++++ Data to examine

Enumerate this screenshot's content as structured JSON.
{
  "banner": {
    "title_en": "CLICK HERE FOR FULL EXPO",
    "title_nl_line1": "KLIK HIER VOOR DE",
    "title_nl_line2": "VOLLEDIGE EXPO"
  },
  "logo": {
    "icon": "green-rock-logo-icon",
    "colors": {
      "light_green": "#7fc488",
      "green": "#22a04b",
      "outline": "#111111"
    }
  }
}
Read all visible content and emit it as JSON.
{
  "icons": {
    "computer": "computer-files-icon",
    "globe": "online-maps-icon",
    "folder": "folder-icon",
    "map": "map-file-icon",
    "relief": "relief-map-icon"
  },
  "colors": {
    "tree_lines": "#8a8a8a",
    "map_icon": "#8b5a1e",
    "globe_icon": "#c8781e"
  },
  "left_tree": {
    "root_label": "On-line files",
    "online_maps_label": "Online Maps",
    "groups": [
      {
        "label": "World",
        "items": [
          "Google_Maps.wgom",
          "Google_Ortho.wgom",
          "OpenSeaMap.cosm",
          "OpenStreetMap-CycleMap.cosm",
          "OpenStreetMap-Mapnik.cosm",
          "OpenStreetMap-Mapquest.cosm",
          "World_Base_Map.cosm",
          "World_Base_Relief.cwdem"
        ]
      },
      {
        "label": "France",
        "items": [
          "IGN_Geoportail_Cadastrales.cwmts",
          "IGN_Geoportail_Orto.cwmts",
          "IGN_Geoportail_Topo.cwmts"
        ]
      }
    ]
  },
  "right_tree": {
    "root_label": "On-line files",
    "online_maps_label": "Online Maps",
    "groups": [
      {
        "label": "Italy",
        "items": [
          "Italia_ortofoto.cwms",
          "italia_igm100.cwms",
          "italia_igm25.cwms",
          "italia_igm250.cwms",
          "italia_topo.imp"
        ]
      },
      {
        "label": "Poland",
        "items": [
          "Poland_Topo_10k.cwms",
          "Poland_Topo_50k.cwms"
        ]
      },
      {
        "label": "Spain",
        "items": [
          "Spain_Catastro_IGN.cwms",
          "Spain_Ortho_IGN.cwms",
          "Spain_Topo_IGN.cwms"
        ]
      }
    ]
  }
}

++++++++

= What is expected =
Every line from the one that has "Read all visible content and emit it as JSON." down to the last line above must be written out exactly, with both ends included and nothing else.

= Reply to the task =
Read all visible content and emit it as JSON.
{
  "icons": {
    "computer": "computer-files-icon",
    "globe": "online-maps-icon",
    "folder": "folder-icon",
    "map": "map-file-icon",
    "relief": "relief-map-icon"
  },
  "colors": {
    "tree_lines": "#8a8a8a",
    "map_icon": "#8b5a1e",
    "globe_icon": "#c8781e"
  },
  "left_tree": {
    "root_label": "On-line files",
    "online_maps_label": "Online Maps",
    "groups": [
      {
        "label": "World",
        "items": [
          "Google_Maps.wgom",
          "Google_Ortho.wgom",
          "OpenSeaMap.cosm",
          "OpenStreetMap-CycleMap.cosm",
          "OpenStreetMap-Mapnik.cosm",
          "OpenStreetMap-Mapquest.cosm",
          "World_Base_Map.cosm",
          "World_Base_Relief.cwdem"
        ]
      },
      {
        "label": "France",
        "items": [
          "IGN_Geoportail_Cadastrales.cwmts",
          "IGN_Geoportail_Orto.cwmts",
          "IGN_Geoportail_Topo.cwmts"
        ]
      }
    ]
  },
  "right_tree": {
    "root_label": "On-line files",
    "online_maps_label": "Online Maps",
    "groups": [
      {
        "label": "Italy",
        "items": [
          "Italia_ortofoto.cwms",
          "italia_igm100.cwms",
          "italia_igm25.cwms",
          "italia_igm250.cwms",
          "italia_topo.imp"
        ]
      },
      {
        "label": "Poland",
        "items": [
          "Poland_Topo_10k.cwms",
          "Poland_Topo_50k.cwms"
        ]
      },
      {
        "label": "Spain",
        "items": [
          "Spain_Catastro_IGN.cwms",
          "Spain_Ortho_IGN.cwms",
          "Spain_Topo_IGN.cwms"
        ]
      }
    ]
  }
}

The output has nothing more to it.